Scott Dekraai, convicted of killing eight people in a Seal Beach beauty salon, listens while his attorney, Assistant Public Defender Scott Sanders, addresses the court during a motion hearing in Santa Ana on March 18, 2014.
Scott Dekraai, convicted of killing eight people in a Seal Beach beauty salon, listens while his attorney, Assistant Public Defender Scott Sanders, addresses the court during a motion hearing in Santa Ana on March 18, 2014.
AP Photo/Los Angeles Times, Mark Boster, Pool

Closing arguments were scheduled to begin Thursday morning in the hearing to determine whether the death penalty should be removed as a sentencing option for the confessed killer of eight people during a 2011 shooting spree in Seal Beach.

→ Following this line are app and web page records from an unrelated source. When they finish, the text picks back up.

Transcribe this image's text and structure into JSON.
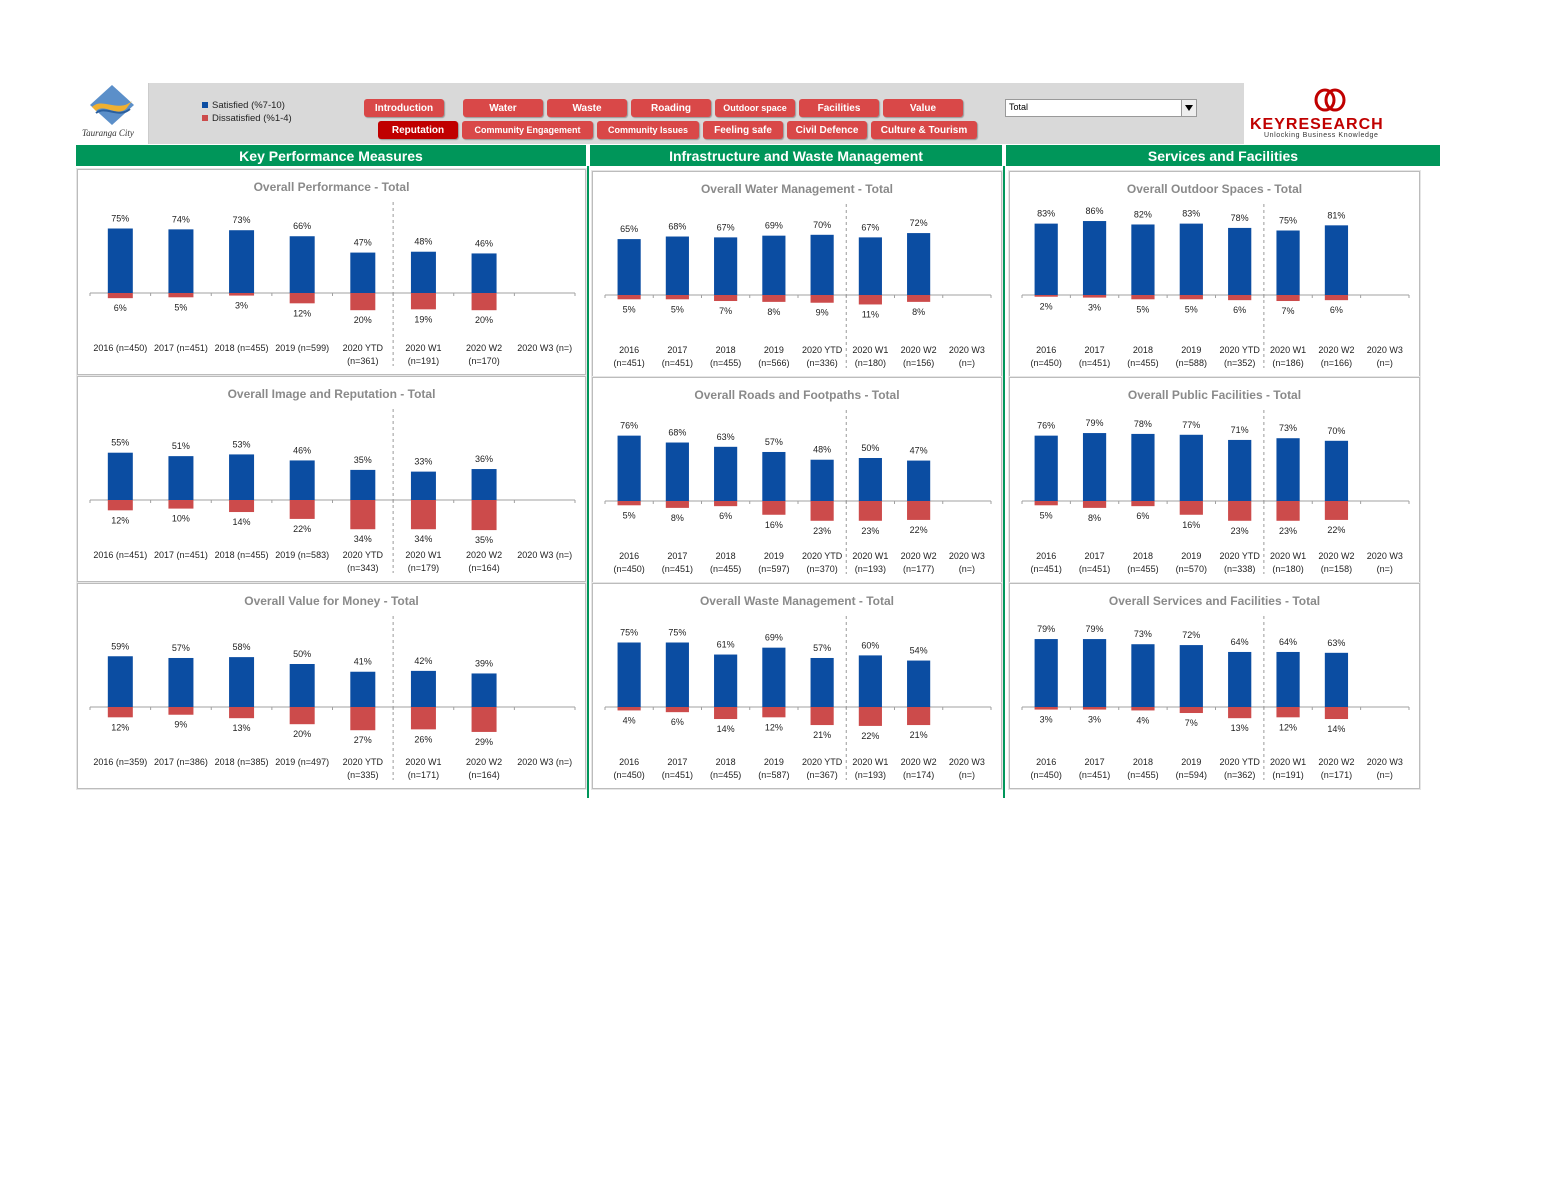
{
  "header": {
    "logo_text": "Tauranga City",
    "legend": [
      {
        "label": "Satisfied (%7-10)",
        "color": "#0b4da2"
      },
      {
        "label": "Dissatisfied (%1-4)",
        "color": "#cc4b4b"
      }
    ],
    "nav_row1": [
      "Introduction",
      "Water",
      "Waste",
      "Roading",
      "Outdoor space",
      "Facilities",
      "Value"
    ],
    "nav_row2": [
      "Reputation",
      "Community Engagement",
      "Community Issues",
      "Feeling safe",
      "Civil Defence",
      "Culture & Tourism"
    ],
    "active_tab": "Reputation",
    "dropdown_value": "Total",
    "brand_name": "KEYRESEARCH",
    "brand_tagline": "Unlocking Business Knowledge"
  },
  "sections": [
    "Key Performance Measures",
    "Infrastructure and Waste Management",
    "Services and Facilities"
  ],
  "colors": {
    "satisfied": "#0b4da2",
    "dissatisfied": "#cc4b4b",
    "green": "#00965a",
    "accent_red": "#d94848"
  },
  "chart_data": [
    {
      "type": "bar",
      "title": "Overall Performance - Total",
      "categories": [
        [
          "2016 (n=450)"
        ],
        [
          "2017 (n=451)"
        ],
        [
          "2018 (n=455)"
        ],
        [
          "2019 (n=599)"
        ],
        [
          "2020 YTD",
          "(n=361)"
        ],
        [
          "2020 W1",
          "(n=191)"
        ],
        [
          "2020 W2",
          "(n=170)"
        ],
        [
          "2020 W3 (n=)"
        ]
      ],
      "series": [
        {
          "name": "Satisfied (%7-10)",
          "values": [
            75,
            74,
            73,
            66,
            47,
            48,
            46,
            null
          ]
        },
        {
          "name": "Dissatisfied (%1-4)",
          "values": [
            6,
            5,
            3,
            12,
            20,
            19,
            20,
            null
          ]
        }
      ]
    },
    {
      "type": "bar",
      "title": "Overall Image and Reputation - Total",
      "categories": [
        [
          "2016 (n=451)"
        ],
        [
          "2017 (n=451)"
        ],
        [
          "2018 (n=455)"
        ],
        [
          "2019 (n=583)"
        ],
        [
          "2020 YTD",
          "(n=343)"
        ],
        [
          "2020 W1",
          "(n=179)"
        ],
        [
          "2020 W2",
          "(n=164)"
        ],
        [
          "2020 W3 (n=)"
        ]
      ],
      "series": [
        {
          "name": "Satisfied (%7-10)",
          "values": [
            55,
            51,
            53,
            46,
            35,
            33,
            36,
            null
          ]
        },
        {
          "name": "Dissatisfied (%1-4)",
          "values": [
            12,
            10,
            14,
            22,
            34,
            34,
            35,
            null
          ]
        }
      ]
    },
    {
      "type": "bar",
      "title": "Overall Value for Money - Total",
      "categories": [
        [
          "2016 (n=359)"
        ],
        [
          "2017 (n=386)"
        ],
        [
          "2018 (n=385)"
        ],
        [
          "2019 (n=497)"
        ],
        [
          "2020 YTD",
          "(n=335)"
        ],
        [
          "2020 W1",
          "(n=171)"
        ],
        [
          "2020 W2",
          "(n=164)"
        ],
        [
          "2020 W3 (n=)"
        ]
      ],
      "series": [
        {
          "name": "Satisfied (%7-10)",
          "values": [
            59,
            57,
            58,
            50,
            41,
            42,
            39,
            null
          ]
        },
        {
          "name": "Dissatisfied (%1-4)",
          "values": [
            12,
            9,
            13,
            20,
            27,
            26,
            29,
            null
          ]
        }
      ]
    },
    {
      "type": "bar",
      "title": "Overall Water Management - Total",
      "categories": [
        [
          "2016",
          "(n=451)"
        ],
        [
          "2017",
          "(n=451)"
        ],
        [
          "2018",
          "(n=455)"
        ],
        [
          "2019",
          "(n=566)"
        ],
        [
          "2020 YTD",
          "(n=336)"
        ],
        [
          "2020 W1",
          "(n=180)"
        ],
        [
          "2020 W2",
          "(n=156)"
        ],
        [
          "2020 W3",
          "(n=)"
        ]
      ],
      "series": [
        {
          "name": "Satisfied (%7-10)",
          "values": [
            65,
            68,
            67,
            69,
            70,
            67,
            72,
            null
          ]
        },
        {
          "name": "Dissatisfied (%1-4)",
          "values": [
            5,
            5,
            7,
            8,
            9,
            11,
            8,
            null
          ]
        }
      ]
    },
    {
      "type": "bar",
      "title": "Overall Roads and Footpaths - Total",
      "categories": [
        [
          "2016",
          "(n=450)"
        ],
        [
          "2017",
          "(n=451)"
        ],
        [
          "2018",
          "(n=455)"
        ],
        [
          "2019",
          "(n=597)"
        ],
        [
          "2020 YTD",
          "(n=370)"
        ],
        [
          "2020 W1",
          "(n=193)"
        ],
        [
          "2020 W2",
          "(n=177)"
        ],
        [
          "2020 W3",
          "(n=)"
        ]
      ],
      "series": [
        {
          "name": "Satisfied (%7-10)",
          "values": [
            76,
            68,
            63,
            57,
            48,
            50,
            47,
            null
          ]
        },
        {
          "name": "Dissatisfied (%1-4)",
          "values": [
            5,
            8,
            6,
            16,
            23,
            23,
            22,
            null
          ]
        }
      ]
    },
    {
      "type": "bar",
      "title": "Overall Waste Management - Total",
      "categories": [
        [
          "2016",
          "(n=450)"
        ],
        [
          "2017",
          "(n=451)"
        ],
        [
          "2018",
          "(n=455)"
        ],
        [
          "2019",
          "(n=587)"
        ],
        [
          "2020 YTD",
          "(n=367)"
        ],
        [
          "2020 W1",
          "(n=193)"
        ],
        [
          "2020 W2",
          "(n=174)"
        ],
        [
          "2020 W3",
          "(n=)"
        ]
      ],
      "series": [
        {
          "name": "Satisfied (%7-10)",
          "values": [
            75,
            75,
            61,
            69,
            57,
            60,
            54,
            null
          ]
        },
        {
          "name": "Dissatisfied (%1-4)",
          "values": [
            4,
            6,
            14,
            12,
            21,
            22,
            21,
            null
          ]
        }
      ]
    },
    {
      "type": "bar",
      "title": "Overall Outdoor Spaces - Total",
      "categories": [
        [
          "2016",
          "(n=450)"
        ],
        [
          "2017",
          "(n=451)"
        ],
        [
          "2018",
          "(n=455)"
        ],
        [
          "2019",
          "(n=588)"
        ],
        [
          "2020 YTD",
          "(n=352)"
        ],
        [
          "2020 W1",
          "(n=186)"
        ],
        [
          "2020 W2",
          "(n=166)"
        ],
        [
          "2020 W3",
          "(n=)"
        ]
      ],
      "series": [
        {
          "name": "Satisfied (%7-10)",
          "values": [
            83,
            86,
            82,
            83,
            78,
            75,
            81,
            null
          ]
        },
        {
          "name": "Dissatisfied (%1-4)",
          "values": [
            2,
            3,
            5,
            5,
            6,
            7,
            6,
            null
          ]
        }
      ]
    },
    {
      "type": "bar",
      "title": "Overall Public Facilities - Total",
      "categories": [
        [
          "2016",
          "(n=451)"
        ],
        [
          "2017",
          "(n=451)"
        ],
        [
          "2018",
          "(n=455)"
        ],
        [
          "2019",
          "(n=570)"
        ],
        [
          "2020 YTD",
          "(n=338)"
        ],
        [
          "2020 W1",
          "(n=180)"
        ],
        [
          "2020 W2",
          "(n=158)"
        ],
        [
          "2020 W3",
          "(n=)"
        ]
      ],
      "series": [
        {
          "name": "Satisfied (%7-10)",
          "values": [
            76,
            79,
            78,
            77,
            71,
            73,
            70,
            null
          ]
        },
        {
          "name": "Dissatisfied (%1-4)",
          "values": [
            5,
            8,
            6,
            16,
            23,
            23,
            22,
            null
          ]
        }
      ]
    },
    {
      "type": "bar",
      "title": "Overall Services and Facilities - Total",
      "categories": [
        [
          "2016",
          "(n=450)"
        ],
        [
          "2017",
          "(n=451)"
        ],
        [
          "2018",
          "(n=455)"
        ],
        [
          "2019",
          "(n=594)"
        ],
        [
          "2020 YTD",
          "(n=362)"
        ],
        [
          "2020 W1",
          "(n=191)"
        ],
        [
          "2020 W2",
          "(n=171)"
        ],
        [
          "2020 W3",
          "(n=)"
        ]
      ],
      "series": [
        {
          "name": "Satisfied (%7-10)",
          "values": [
            79,
            79,
            73,
            72,
            64,
            64,
            63,
            null
          ]
        },
        {
          "name": "Dissatisfied (%1-4)",
          "values": [
            3,
            3,
            4,
            7,
            13,
            12,
            14,
            null
          ]
        }
      ]
    }
  ]
}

Scott Dekraai pleaded guilty to the worst mass killing in Orange County history in 2014, but the sentencing phase of his trial has been delayed because of allegations that the OC Sheriff's Department and District Attorney's Office improperly used a jailhouse informant to bolster their case. 

Dekraai could be sentenced to death, but his attorney — assistant public defender Scott Sanders — has argued that capital punishment should be stricken as an option because of the informant scandal.

Sanders alleges that sheriff's deputies intentionally placed a jailhouse informant in a cell adjacent to Dekraai's cell shortly after the latter's arrest and recorded their conversations in hopes of countering a potential insanity plea. 

The sentencing phase of the trial has been postponed for years while Superior Court Judge Thomas Goethals hears testimony about the  informant scandal. That scandal has affected other cases as well. 

Earlier this summer, Sanders called OC Sheriff Sandra Hutchens to the stand to question her about the scandal. During her testimony, Hutchens admitted that for years, some deputies in the county’s jails improperly used confidential informants to elicit incriminating statements from defendants — in potential violation of their constitutional rights.

This story has been updated.